If, however, you find an unexpected mosh pit developing around you, your worst move is to stay put and hope it goes away. If you’re standing at the edge of a mosh pit, bodies will almost certainly be flung against you. Those people will not notice your disdainful scowls. I know that it’s not the perfect solution, but you really are better off just moving away.

If you want to join a mosh: keep your elbows down, keep your legs spread and, for god’s sake, if someone falls, help them up.

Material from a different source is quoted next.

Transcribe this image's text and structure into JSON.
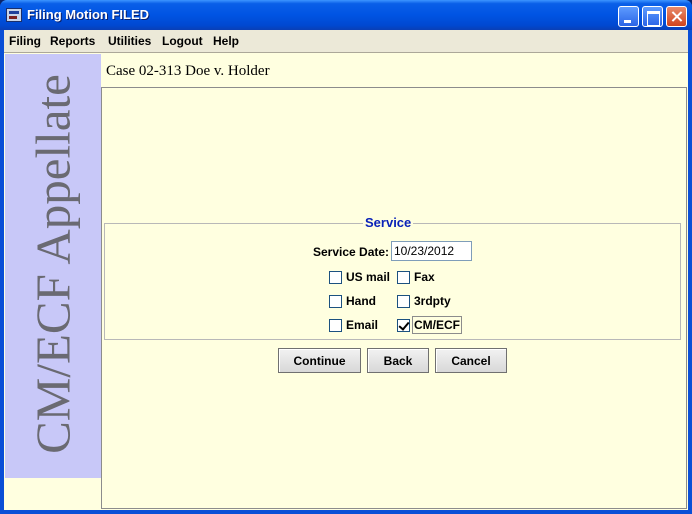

Related to moshers, only isolated. The best solution is to find a security guard to intervene in the case of unruly behavior, but this is not always possible. Tragically, if you can’t reach security, your best bet is once again to simply distance yourself from the problem. Sure, moving away from the stage is a drag, but if you’re constantly annoyed by a drunk instead of enjoying the show, then you’re in worse shape than you would be with a slightly worse view.

Excessive volume
Some shows can be terrifyingly loud, loud enough that you’ll feel your ears ringing for days afterwards. It never hurts to have a nice pair of earplugs in your pocket in case you start feeling genuine aural pain. I recommend Hearos brand (get it?), which are specifically designed for musicians. Seasoned concert-goers and musicians often wear ear plugs to every show they see to preserve their hearing. If you want to know why this is a good idea, try watching TV with my dad.

Tall people
Some people are tall, and some people like to attend concerts. Occasionally, these traits combine and you’ll end up with a giant standing in front of you. They can’t help it, so don’t pester them. They probably feel bad about it already.

As with all annoying concert-goers, you simply need to find a new place to stand. Take this mantra to heart and I guarantee your live-music-enjoyment factor will rise meteorically. It is not other people’s job (except mine) to help you have a good time. You need to take matters into your own hands if you want to insure that your concert experience is a good one.

Nick Martens is a founding editor of The Bygone Bureau. You can email him, if you like.